In San Luis Obispo, the number is staying pretty consistent. The city is averaging 70 permits per year over the past three years.
Paso Robles is also seeing an increase. Last year, the city pulled 26 permits for accessory dwelling units. So far this year - they have about 16 permitted - with more in the works - the city anticipates passing last year's total.
City leaders say the permitting process is becoming easier for homeowners, largely due to more lenient state laws.
The state is making an effort to keep up with housing demand - sometimes overriding city policies for ADUs.
“State laws requires the city to have an expedited permit process for accessory dwelling units," said Michael Codron, City of San Luis Obispo Community Development Director. "We are able to turn around our plan checks very quickly.”
“They keep over the years, making things even easier so providing even more ways that people can permit ADUs and sort of overriding in some cities own regulations,” said Rosie Dyste, City of Santa Barbara Community Development Project Planner.
“The intent with the accessory dwelling unit is that it gives existing properties the ability to provide homes and hopefully in a manner that is affordable for people to be able to rent,” said Darren Nash, City of Paso Robles City Planner.
While some local homeowners praise the benefits, other residents hesitate to jump on board with the trend.
“We’re seeing more and more people take advantage of this opportunity whether it’s for family - or a way to afford a property.”
Lindsey Harn bought a home in San Luis Obispo back in 2017. Back then it was a two=bedroom, one-bathroom house.
She then added two legal bedrooms - bathroom drywall and a kitchenette - turning her attached two-car garage into a separate living space.
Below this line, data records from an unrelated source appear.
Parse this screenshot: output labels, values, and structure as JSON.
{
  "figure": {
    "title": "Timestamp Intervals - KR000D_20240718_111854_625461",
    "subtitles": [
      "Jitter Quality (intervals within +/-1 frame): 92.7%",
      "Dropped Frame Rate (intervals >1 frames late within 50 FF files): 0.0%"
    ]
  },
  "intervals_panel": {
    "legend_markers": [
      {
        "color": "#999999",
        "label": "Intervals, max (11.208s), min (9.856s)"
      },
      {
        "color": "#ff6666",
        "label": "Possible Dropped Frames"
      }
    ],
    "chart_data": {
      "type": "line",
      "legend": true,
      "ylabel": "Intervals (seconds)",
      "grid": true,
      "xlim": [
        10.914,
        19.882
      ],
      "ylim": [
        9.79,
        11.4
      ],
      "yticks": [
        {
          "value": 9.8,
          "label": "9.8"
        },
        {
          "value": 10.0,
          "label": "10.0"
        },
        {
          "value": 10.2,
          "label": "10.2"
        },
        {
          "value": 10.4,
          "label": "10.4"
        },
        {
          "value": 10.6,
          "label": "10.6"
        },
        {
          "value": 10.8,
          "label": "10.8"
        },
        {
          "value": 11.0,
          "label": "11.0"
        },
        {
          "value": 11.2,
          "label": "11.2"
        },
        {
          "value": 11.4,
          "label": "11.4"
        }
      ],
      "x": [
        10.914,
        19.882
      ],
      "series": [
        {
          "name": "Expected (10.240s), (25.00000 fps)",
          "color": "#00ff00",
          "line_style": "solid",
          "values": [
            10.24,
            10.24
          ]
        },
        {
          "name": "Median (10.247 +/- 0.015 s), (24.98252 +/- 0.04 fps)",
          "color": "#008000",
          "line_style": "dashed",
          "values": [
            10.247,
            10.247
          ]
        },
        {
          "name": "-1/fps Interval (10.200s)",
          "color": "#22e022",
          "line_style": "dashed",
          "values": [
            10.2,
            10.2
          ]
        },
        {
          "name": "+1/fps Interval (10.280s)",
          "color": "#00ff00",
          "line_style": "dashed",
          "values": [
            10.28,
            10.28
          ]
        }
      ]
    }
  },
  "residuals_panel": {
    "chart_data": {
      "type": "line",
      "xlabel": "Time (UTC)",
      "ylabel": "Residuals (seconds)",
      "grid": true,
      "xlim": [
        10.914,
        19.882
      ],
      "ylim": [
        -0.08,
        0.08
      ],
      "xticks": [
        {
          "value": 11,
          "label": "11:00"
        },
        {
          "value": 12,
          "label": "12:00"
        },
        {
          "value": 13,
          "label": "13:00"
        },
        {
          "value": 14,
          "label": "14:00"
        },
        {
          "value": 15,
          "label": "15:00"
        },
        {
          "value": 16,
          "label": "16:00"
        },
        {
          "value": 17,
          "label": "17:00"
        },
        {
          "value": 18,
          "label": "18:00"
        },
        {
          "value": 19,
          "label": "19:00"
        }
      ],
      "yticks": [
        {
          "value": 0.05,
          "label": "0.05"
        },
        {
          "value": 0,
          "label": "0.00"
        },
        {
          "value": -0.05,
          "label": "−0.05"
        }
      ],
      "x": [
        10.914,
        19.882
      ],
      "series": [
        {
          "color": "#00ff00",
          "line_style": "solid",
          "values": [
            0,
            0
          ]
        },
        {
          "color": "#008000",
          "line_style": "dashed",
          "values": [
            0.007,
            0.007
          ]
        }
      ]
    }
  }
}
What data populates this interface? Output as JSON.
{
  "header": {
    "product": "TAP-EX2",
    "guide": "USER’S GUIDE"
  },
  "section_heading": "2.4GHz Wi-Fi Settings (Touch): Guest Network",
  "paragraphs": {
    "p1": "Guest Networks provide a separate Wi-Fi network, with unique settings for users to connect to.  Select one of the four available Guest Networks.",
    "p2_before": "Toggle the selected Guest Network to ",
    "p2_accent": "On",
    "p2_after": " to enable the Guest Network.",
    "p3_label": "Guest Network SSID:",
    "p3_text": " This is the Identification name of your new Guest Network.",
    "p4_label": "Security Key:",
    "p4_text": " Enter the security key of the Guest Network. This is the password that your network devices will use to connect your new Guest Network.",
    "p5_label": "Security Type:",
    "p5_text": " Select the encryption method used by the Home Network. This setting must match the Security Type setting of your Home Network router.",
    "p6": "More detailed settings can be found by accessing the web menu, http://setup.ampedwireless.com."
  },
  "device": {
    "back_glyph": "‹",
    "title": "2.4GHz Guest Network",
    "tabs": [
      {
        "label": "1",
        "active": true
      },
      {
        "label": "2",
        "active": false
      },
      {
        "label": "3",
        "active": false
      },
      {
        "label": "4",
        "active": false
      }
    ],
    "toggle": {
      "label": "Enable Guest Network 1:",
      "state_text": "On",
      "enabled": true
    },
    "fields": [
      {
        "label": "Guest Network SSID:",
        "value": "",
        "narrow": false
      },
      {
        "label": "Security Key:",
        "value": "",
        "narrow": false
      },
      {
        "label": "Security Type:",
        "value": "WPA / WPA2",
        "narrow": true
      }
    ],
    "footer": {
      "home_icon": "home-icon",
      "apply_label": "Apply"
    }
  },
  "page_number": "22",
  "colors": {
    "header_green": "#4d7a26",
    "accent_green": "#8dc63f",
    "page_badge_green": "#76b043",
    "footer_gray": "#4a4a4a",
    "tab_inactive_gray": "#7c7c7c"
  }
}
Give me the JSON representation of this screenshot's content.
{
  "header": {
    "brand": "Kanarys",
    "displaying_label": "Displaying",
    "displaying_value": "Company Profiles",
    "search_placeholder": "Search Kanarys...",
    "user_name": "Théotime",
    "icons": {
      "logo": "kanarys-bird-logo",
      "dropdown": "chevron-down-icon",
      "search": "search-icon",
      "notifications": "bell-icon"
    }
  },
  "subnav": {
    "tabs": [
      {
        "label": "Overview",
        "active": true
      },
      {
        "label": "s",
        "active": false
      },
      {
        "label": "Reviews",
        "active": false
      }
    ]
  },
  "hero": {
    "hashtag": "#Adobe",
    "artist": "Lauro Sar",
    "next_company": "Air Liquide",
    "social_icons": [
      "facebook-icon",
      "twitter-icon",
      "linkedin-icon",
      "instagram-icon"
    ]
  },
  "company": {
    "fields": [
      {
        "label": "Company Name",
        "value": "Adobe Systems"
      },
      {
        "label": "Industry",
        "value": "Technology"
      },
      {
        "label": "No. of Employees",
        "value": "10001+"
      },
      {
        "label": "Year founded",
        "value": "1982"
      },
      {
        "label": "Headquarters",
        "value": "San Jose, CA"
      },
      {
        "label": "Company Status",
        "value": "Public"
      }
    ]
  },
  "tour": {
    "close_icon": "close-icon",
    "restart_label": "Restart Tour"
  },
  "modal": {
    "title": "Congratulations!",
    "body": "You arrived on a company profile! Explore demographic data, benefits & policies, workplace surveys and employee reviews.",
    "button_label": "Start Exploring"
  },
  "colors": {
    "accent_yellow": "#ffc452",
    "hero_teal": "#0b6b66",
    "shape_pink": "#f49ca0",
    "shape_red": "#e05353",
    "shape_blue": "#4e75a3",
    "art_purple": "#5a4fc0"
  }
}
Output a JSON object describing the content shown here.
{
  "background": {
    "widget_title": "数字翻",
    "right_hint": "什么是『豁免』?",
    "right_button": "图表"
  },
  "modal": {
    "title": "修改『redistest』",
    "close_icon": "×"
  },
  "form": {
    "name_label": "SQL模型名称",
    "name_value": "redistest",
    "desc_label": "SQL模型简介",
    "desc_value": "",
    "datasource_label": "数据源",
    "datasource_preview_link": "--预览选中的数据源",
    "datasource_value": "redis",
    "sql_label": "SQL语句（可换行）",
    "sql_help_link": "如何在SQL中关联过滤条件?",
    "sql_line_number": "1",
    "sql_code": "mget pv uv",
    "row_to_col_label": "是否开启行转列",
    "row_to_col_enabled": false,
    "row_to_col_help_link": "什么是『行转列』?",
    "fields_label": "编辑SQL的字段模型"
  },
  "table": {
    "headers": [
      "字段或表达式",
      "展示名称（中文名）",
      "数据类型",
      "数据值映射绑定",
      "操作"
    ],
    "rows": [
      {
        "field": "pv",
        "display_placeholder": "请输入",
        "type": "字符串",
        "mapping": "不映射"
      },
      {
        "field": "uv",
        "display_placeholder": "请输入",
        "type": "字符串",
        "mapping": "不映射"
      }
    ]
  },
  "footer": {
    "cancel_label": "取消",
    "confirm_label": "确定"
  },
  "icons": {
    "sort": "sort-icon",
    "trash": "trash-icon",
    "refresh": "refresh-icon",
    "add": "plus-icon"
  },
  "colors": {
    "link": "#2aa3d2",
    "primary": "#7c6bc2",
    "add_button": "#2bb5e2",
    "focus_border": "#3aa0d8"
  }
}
“I was able to create an affordable space for people who live and work here,” said Harn.
“If I were to have purchased this property as a four bedroom, two bath I would have had to pay a significantly higher price than buying a two bedroom one bath," said Harn. "The cost to convert this space was very affordable.”
The rise in popularity of ADUs is seen throughout Central Coast neighborhoods and now even new home developers are catching on.
Bryn Britton recently scooped up a brand new home in the San Luis Ranch community - with an ADU already attached.
“You’re just providing more opportunities in a community where it can be expensive to live,” said Britton.
She says homes with her floorplan are sprinkled throughout the development - something that’s more common in recent years.
“We have the opportunity to rent it out and offset some of the mortgage payments,” said Britton. “A few years ago, the state of California instituted some policies where they are encouraging ADUs and being able to provide more housing so it offsets the cost of housing since it is really expensive.”
While ADUs can help alleviate a tight rental market - or some breathing room for a homeowner - not all neighbors are jumping on board.
“While helping the shortage of housing - for ya know - granny units and ADUs - it’s just increasing the property values and making it harder for someone like me to buy a house in this area,” said Justin White, San Luis Obispo resident and Publicis Senior Software Engineer.
“These cars have to go somewhere. ADUs are not required to provide parking," said Allan Roy Cooper, Save Our Downtown Secretary. "We are beginning to confront a situation in the city where there’s less parking available. ”
By: Genelle Padilla
Posted at 10:39 AM, Oct 24, 2022 and last updated 11:58 AM, Oct 24, 2022